|Ralph Winter||A Global Mission|
Do you know something we don't?
Submit a correction or make a comment about this profile
Sunday, March 26, 2006
BBC - The Century of the Self
Episode One - Happiness Machines
The story of the relationship between Sigmund Freud and his American nephew, Edward Bernays. Bernays invented the public relations profession in the 1920s and was the first person to take Freud's ideas to manipulate the masses. He showed American corporations how they could make people want things they didn't need by systematically linking mass-produced goods to their unconscious desires.
Bernays was one of the main architects of the modern techniques of mass-consumer persuasion, using every trick in the book, from celebrity endorsement and outrageous PR stunts, to eroticising the motorcar.
His most notorious coup was breaking the taboo on women smoking by persuading them that cigarettes were a symbol of independence and freedom. But Bernays was convinced that this was more than just a way of selling consumer goods. It was a new political idea of how to control the masses. By satisfying the inner irrational desires that his uncle had identified, people could be made happy and thus docile.
It was the start of the all-consuming self which has come to dominate today's world.
Episode 2 - Engineering Consent
Episode Three - There is Policeman Inside all our Heads: He Must Be Destroyed
In the 1960s, a radical group of psychotherapists challenged the influence of Freudian ideas in America...Out of this came a political movement that sought to create new beings free of the psychological conformity that had been implanted in people's minds by business and politics...This programme shows how this rapidly developed in America through self-help movements like Werber Erhard's Erhard Seminar Training - into the irresistible rise of the expressive self: the Me Generation.
But the American corporations soon realised that this new self was not a threat but their greatest opportunity.
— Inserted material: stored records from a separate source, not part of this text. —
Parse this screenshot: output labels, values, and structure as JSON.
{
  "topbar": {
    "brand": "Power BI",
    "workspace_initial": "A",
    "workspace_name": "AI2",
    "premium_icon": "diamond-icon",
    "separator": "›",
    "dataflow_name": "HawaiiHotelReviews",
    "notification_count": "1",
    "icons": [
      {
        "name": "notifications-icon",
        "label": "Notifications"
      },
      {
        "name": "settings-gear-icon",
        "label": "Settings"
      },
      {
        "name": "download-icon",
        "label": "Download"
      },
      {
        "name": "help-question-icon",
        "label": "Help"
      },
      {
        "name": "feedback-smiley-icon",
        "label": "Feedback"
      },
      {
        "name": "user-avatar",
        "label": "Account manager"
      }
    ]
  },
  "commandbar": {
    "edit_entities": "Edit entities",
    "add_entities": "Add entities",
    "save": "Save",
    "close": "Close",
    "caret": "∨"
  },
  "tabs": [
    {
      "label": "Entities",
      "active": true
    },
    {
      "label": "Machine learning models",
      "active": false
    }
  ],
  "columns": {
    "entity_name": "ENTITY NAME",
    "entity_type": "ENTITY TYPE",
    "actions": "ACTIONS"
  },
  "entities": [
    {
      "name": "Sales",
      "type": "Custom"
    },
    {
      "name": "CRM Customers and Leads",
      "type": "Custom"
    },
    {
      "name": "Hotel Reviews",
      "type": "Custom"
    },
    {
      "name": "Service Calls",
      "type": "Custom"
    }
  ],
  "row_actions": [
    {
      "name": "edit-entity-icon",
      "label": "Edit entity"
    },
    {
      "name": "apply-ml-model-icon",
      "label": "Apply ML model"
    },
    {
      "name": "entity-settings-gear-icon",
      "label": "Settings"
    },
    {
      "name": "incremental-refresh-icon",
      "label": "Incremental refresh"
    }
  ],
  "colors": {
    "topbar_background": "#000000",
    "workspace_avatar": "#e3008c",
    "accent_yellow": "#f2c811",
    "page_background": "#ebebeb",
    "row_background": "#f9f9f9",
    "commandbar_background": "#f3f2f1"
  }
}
It was in their interest to encourage people to feel they were unique individuals and then sell them ways to express that individuality. To do this they turned to techniques developed by Freudian psychoanalysts to read the inner desires of the new self.
Episode Four - Eight People Sipping Wine in Kettering
This episode explains how politicians on the left, in both Britain and America, turned to the techniques developed by business to read and fulfil the inner desires of the self.
Both New Labour, under Tony Blair, and the Democrats, led by Bill Clinton, used the focus group, which had been invented by psychoanalysts, in order to regain power. They set out to mould their policies to people's inner desires and feelings, just as capitalism had learnt to do with products.
Out of this grew a new culture of public relations and marketing in politics, business and journalism. One of its stars in Britain was Matthew Freud who followed in the footsteps of his relation, Edward Bernays, the inventor of public relations in the 1920s.
The politicians believed they were creating a new and better form of democracy, one that truly responded to the inner feelings of individual. But what they didn't realise was that the aim of those who had originally created these techniques had not been to liberate the people but to develop a new way of controlling them.
LOST IN THE SHADOWS - Google Video
In July of 1961 he showed up in Los Angeles at three in the morning and pounded on his ex-wife's door, yelling that he had been imprisoned and tortured in Cuba while working on a frog farm for the CIA. The police came, he was arrested and a psychiatrist diagnosed him as a paranoid schizophrenic. He spent the remaining years of his life a broken human being.
Part historical mystery, part Oliver Stone movie, 'Lost in the Shadows' documents Colin's quest to learn what really happened to his father. In 1999 Colin went to Cuba and, equipped with nothing more than a single page from an old medical record of his father's, managed to find Olga in Havana. This emotional and momentous trip, combined with over six years of research through thousands of heavily 'sanitized' government documents, yielded a startling discovery: Colin's father may well have been telling the truth about what happened to him in Cuba. "